Web page and app entries ▸
==========

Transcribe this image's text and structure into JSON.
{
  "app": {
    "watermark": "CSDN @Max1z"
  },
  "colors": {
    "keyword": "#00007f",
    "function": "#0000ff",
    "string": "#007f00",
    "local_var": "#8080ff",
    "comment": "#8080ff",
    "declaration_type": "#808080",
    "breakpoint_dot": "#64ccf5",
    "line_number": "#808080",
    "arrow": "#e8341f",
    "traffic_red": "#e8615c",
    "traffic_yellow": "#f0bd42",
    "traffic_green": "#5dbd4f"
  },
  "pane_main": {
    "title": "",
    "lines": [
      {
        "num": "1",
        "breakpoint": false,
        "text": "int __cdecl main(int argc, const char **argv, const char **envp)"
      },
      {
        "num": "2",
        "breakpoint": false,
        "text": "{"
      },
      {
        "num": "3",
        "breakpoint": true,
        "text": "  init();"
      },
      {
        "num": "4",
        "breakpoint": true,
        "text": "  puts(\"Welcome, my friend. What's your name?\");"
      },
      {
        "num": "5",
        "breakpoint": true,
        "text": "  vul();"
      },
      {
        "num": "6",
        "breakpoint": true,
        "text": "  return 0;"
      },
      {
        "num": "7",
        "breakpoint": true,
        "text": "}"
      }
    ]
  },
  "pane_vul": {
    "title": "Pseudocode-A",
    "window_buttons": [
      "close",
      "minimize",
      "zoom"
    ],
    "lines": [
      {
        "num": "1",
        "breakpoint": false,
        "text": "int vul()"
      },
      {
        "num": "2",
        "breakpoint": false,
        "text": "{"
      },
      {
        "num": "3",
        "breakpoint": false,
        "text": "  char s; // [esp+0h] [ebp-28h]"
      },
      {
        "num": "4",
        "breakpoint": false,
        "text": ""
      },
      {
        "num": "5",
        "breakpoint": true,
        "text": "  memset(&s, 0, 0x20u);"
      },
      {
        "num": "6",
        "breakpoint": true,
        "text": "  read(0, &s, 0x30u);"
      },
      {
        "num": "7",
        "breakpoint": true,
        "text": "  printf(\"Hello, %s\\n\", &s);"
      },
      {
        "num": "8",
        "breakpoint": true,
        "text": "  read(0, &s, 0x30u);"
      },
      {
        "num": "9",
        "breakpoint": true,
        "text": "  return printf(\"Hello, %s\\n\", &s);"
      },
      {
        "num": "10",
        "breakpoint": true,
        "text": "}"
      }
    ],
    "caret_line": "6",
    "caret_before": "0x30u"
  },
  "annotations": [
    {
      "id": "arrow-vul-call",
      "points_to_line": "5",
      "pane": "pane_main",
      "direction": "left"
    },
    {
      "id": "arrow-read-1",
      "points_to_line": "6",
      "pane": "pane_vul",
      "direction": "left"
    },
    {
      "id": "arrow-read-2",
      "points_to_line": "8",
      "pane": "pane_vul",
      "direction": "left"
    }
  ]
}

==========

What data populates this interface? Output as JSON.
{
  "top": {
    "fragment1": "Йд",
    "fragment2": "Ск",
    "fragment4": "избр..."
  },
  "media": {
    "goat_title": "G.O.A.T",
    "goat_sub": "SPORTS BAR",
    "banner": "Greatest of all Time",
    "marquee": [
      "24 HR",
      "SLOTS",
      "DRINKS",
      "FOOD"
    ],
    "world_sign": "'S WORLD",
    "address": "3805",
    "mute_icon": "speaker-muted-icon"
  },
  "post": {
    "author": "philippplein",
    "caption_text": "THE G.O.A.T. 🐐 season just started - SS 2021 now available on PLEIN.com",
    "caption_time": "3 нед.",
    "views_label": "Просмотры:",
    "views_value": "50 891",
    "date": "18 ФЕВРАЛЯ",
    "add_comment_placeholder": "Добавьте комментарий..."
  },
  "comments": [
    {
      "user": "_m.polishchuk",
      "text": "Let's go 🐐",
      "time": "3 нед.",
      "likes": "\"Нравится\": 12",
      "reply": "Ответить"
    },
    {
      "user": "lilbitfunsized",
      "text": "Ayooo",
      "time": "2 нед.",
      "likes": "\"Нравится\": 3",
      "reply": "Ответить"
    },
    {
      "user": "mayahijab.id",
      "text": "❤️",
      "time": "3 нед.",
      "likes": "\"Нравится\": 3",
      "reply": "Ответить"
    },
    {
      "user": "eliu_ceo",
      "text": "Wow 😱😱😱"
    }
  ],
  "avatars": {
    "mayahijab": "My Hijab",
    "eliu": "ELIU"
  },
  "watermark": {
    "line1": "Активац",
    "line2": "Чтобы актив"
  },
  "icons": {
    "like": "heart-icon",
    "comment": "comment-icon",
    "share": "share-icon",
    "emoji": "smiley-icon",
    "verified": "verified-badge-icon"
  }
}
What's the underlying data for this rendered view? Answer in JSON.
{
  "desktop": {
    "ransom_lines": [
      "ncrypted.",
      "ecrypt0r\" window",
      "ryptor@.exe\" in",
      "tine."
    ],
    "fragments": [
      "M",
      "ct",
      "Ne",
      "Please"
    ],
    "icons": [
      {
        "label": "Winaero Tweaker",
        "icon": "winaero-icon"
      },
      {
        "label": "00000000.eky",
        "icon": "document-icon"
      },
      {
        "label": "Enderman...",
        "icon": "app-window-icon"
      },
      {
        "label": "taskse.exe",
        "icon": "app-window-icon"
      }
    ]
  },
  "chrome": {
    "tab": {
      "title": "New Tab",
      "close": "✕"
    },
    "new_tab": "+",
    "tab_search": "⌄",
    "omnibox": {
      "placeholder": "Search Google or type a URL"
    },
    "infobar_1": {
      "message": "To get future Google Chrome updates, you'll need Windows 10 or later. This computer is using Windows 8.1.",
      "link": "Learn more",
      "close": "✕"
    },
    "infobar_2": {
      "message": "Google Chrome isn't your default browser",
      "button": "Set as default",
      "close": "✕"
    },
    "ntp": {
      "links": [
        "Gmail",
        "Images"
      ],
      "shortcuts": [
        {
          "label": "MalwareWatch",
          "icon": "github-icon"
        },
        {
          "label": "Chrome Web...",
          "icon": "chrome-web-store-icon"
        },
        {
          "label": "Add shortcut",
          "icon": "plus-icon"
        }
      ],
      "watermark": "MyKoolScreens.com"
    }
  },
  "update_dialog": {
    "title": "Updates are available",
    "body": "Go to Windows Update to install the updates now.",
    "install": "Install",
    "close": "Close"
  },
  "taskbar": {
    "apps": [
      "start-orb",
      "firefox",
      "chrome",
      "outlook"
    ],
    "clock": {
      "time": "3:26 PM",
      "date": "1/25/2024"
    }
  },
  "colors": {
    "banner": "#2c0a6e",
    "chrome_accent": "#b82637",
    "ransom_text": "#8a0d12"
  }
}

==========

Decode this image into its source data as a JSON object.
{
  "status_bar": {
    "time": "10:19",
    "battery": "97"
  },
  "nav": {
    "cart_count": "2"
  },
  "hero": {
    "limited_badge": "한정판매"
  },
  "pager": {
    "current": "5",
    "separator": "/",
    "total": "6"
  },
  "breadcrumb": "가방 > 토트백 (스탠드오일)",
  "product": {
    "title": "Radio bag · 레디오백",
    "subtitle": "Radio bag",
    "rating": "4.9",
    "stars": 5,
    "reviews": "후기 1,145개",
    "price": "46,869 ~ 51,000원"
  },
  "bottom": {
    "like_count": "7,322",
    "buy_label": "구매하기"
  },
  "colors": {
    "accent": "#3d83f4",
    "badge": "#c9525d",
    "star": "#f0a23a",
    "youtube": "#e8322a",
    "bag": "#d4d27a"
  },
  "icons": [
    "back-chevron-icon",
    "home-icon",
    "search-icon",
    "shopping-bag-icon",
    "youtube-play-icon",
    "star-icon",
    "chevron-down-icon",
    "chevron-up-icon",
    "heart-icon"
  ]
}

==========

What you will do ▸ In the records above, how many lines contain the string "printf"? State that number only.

Answer section ▸ 2